There are some basic chemistry projects that are perfect for kids and Anne Marie Helmenstine has a great list of favourites from lava-filled volcanoes to liquid nitrogen ice cream to slime. Make sure to read the directions first, as some activities will require special ingredients and/or the help of an adult.
No list of science sites for children would be complete without a link to Bill Nye, the Science Guy. His website helps reinforce the lessons learned on his television show with experiments, explanations and a dose of humour as well.
How Stuff Works covers all sorts of interesting topics, but the science section includes space, earth science, life science and even paranormal science. Explore tornadoes, hair coloring, UFOs, radar and lunar landings. The site is geared more towards older audiences—the explanations may be too complex for younger kids—but it is a great resource for families.
This website educates students on science-related topics in the news. News items—such as the decline of the population of honeybees and how forensic science is used to solve crimes—are explained with kids in mind.
There are degrees of slothfulness, even when it comes to sloths. And three-toed sloths may be the most slothful of all, new data show.
Researchers studied two species of sloth in Costa Rica. They measured the rate at which these animals’ bodies operate, converting food to fuel and growth. And this metabolic rate in one species of three-toed sloth was the lowest ever recorded — not just for a sloth, but for any mammal.
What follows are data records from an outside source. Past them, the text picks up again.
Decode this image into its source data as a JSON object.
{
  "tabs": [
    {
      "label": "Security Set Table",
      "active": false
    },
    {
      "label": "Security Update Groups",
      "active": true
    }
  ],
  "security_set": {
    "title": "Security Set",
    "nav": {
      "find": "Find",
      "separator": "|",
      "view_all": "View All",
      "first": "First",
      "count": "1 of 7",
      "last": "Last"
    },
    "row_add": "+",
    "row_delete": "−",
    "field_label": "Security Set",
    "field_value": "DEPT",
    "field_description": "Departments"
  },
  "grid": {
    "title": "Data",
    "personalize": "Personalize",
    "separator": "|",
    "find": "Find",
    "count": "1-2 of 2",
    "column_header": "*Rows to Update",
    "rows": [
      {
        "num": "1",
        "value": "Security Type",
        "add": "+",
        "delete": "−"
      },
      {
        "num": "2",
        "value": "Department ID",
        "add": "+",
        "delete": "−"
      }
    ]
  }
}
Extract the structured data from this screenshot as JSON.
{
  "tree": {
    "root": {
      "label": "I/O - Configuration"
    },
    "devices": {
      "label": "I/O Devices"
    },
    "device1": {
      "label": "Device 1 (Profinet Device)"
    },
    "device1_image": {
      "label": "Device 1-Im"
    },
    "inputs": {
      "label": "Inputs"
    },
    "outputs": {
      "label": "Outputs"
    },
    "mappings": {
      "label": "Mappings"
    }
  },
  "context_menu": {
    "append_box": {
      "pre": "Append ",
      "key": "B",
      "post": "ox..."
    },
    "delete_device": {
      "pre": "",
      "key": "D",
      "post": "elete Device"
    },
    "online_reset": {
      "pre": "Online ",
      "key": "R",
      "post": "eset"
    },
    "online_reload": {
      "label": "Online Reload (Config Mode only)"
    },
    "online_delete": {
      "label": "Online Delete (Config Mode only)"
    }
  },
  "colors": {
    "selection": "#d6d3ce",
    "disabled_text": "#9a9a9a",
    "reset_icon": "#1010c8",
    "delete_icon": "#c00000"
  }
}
The Sun is the star at the centre of our Solar System and it affects our lives every day in lots of different ways. Clink on the links below to find out more about our Sun and see pictures taken from NASA's Solar Dynamics Observatory.